While there are plenty of special effects and action on display — and some of those effects, like Morgana’s zombie-knight henchmen, might be a bit much for the very young — it’s the cast that really carries the day. Angus Imrie’s queer-coded, foppish teen Merlin is a standout, but the film belongs to Serkis the Younger, who is so effortlessly likable in the lead role that you can just about believe in the divine right nonsense the whole film is predicated on. Cornish smartly parallels the core King Arthur myth with the contemporary elements of Alex’s life: he’s an amiable everykid from a single-parent family who finds himself thrust into a position of leadership and responsibility and converts his enemies into allies by simply appealing to and believing in their better natures. Lance and Kaye, along with Bedders (based on Sir Bedevere, of course) become the core members of Alex’s modern Round Table, and by the time the rousing climax arrives the whole school is on board, with Alex leading his teen troops against Morgana’s horde in a bloodless but breathtaking battle.

Knight school is is session!

It’s just so much fun, dammit, and while there’s plenty of political allusions and subtext to pick up on if you’re in the mood (Alex’s multicultural knightly order saving Britain from what is effectively a magical ethno-nationalist), the film never beats the viewer over the head with it. If your idea of a good time is ‘The Goonies meets Excalibur,’ you really need to get yourself in front of this one.

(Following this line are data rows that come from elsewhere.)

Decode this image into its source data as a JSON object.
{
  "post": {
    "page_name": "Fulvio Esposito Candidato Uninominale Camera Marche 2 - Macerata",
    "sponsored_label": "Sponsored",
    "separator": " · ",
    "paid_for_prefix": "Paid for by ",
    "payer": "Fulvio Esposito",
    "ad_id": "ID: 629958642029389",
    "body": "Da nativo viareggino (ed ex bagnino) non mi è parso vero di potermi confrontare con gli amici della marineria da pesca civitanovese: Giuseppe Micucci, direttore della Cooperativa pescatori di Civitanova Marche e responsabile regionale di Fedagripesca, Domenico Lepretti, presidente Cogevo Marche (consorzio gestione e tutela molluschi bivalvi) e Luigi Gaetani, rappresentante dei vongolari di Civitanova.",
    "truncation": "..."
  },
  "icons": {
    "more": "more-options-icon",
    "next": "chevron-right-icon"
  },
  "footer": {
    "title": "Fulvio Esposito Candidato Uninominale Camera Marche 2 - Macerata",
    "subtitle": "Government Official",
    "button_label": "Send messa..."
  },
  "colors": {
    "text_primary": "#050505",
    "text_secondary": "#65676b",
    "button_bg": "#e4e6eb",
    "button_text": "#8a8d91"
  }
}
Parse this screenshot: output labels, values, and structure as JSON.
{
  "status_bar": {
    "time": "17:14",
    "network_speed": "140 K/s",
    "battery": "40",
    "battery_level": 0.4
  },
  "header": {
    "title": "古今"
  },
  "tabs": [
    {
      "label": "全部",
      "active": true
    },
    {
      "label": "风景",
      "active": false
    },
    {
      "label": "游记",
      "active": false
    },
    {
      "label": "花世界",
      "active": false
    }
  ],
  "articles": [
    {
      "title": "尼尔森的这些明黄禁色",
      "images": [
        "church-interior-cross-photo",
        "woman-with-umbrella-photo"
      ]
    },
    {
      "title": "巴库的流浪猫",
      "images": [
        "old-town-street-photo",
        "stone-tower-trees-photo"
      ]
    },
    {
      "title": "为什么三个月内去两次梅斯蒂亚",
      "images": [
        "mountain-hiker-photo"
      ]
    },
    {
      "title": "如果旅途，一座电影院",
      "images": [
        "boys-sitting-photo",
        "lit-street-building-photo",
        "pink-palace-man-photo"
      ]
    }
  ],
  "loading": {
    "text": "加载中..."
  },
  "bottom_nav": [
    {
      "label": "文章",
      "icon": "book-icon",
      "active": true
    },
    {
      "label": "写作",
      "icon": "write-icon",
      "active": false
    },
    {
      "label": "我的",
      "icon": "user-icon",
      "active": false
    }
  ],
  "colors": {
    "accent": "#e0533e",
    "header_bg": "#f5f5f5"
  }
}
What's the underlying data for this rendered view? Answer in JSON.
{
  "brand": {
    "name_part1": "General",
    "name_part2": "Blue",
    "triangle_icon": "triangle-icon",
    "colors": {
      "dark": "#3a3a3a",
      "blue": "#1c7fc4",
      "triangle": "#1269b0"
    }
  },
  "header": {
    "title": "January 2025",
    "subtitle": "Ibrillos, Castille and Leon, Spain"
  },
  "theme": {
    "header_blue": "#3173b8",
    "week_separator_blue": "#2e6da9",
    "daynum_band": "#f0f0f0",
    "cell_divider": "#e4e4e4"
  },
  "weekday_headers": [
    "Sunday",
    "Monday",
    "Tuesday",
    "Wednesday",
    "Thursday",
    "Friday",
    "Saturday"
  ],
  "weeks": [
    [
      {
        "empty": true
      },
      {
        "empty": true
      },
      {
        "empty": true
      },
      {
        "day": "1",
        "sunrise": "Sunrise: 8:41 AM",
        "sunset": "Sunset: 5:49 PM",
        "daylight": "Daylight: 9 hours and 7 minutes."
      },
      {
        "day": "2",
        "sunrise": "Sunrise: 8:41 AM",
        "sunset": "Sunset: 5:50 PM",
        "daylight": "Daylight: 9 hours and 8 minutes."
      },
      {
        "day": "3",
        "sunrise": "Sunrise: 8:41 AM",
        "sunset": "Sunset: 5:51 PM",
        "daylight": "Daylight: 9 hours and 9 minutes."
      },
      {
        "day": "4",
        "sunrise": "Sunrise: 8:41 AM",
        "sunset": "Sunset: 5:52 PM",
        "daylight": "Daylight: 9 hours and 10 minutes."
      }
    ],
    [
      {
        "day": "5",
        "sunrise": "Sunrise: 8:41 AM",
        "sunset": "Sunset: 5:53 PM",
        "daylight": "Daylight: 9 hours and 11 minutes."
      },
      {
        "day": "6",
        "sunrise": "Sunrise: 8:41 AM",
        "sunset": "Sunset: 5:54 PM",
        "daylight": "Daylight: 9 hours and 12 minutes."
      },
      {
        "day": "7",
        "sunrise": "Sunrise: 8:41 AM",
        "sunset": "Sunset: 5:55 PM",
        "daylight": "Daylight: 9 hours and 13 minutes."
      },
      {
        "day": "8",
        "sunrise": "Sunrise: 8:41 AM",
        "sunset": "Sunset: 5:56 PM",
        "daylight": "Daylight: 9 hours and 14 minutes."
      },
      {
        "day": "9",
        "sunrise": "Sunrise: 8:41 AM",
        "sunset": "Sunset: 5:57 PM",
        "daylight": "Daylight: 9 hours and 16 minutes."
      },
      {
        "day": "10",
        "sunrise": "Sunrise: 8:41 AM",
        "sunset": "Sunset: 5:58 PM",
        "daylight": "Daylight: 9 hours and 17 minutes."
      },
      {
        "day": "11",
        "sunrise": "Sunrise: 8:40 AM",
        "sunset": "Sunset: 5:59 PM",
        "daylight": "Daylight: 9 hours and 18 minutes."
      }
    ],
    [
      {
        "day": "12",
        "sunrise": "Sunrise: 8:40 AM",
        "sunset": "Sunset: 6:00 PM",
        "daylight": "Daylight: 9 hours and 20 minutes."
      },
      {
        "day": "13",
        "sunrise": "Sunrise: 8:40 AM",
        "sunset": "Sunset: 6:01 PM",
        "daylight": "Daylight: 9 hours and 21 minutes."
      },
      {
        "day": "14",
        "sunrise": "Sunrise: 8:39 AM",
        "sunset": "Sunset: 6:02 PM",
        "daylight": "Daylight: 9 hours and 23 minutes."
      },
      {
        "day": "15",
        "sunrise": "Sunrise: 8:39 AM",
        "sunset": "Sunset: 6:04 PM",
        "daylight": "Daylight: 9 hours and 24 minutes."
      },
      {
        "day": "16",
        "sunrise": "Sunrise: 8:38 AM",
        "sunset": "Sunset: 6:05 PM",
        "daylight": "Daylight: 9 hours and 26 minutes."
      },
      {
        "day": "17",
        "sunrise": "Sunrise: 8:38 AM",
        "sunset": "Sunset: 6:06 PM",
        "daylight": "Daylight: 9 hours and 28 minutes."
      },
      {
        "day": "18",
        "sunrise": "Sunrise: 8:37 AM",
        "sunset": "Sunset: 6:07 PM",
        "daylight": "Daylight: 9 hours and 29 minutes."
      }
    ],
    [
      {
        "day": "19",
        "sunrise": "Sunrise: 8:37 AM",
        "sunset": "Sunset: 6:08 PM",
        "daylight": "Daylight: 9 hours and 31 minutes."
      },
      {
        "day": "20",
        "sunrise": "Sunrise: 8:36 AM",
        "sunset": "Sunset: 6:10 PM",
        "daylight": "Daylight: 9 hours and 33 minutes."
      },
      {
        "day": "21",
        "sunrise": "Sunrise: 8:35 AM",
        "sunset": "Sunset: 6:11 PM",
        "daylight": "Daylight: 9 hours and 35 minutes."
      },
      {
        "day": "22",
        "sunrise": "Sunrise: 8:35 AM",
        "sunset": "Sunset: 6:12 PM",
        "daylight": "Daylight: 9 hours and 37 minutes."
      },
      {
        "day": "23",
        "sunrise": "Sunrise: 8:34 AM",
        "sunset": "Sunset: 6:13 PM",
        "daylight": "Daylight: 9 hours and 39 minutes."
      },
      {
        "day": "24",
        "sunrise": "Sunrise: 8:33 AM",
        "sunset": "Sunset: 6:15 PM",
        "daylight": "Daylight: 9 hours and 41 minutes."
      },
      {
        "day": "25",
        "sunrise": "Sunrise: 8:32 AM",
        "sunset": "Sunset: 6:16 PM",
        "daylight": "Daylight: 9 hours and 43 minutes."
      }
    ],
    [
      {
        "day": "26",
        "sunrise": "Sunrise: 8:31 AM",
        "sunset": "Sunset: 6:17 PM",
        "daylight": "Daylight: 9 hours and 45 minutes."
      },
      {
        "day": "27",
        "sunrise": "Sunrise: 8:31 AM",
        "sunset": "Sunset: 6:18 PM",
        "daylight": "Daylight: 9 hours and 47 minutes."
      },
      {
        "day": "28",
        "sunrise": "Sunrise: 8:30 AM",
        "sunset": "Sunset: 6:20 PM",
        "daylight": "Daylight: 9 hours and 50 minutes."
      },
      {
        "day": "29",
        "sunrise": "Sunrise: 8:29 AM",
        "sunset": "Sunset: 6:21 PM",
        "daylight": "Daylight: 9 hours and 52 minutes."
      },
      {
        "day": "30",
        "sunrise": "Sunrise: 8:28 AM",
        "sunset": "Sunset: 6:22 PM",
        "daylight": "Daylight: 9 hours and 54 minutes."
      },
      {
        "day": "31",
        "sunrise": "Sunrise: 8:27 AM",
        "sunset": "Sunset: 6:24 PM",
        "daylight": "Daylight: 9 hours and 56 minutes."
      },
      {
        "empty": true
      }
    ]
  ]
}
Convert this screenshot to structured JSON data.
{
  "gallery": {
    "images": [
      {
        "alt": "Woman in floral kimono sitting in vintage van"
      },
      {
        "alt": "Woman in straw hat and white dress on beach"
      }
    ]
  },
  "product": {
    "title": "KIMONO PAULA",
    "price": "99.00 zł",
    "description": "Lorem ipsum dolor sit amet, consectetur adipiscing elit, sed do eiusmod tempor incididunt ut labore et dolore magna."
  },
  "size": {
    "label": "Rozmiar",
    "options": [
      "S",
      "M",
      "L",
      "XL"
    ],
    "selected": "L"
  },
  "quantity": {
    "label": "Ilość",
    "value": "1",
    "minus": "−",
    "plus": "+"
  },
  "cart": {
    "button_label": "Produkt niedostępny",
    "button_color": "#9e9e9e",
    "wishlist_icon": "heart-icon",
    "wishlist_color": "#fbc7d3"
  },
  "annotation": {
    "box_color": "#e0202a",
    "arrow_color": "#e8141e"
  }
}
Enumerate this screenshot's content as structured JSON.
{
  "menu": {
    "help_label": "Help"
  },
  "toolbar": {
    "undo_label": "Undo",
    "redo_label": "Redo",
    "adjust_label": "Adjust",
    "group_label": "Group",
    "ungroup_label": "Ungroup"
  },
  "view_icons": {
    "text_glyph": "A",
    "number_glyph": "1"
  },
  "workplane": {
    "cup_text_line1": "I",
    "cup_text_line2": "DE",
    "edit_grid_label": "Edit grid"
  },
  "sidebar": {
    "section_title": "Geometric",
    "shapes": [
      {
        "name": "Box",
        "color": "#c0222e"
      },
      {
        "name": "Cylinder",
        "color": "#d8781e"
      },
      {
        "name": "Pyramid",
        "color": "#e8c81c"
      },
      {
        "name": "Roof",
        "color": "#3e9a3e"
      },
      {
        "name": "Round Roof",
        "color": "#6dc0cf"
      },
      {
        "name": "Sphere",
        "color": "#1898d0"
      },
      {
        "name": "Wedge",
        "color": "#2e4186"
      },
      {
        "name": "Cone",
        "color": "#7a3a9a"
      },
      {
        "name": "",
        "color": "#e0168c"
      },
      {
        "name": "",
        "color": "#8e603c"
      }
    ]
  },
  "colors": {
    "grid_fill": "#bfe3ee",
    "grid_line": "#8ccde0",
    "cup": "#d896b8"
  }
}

4 / 5 – Recommended

Reviewed by Travis Johnson

The Kid Who Would Be King is released through 20th Century Fox Australia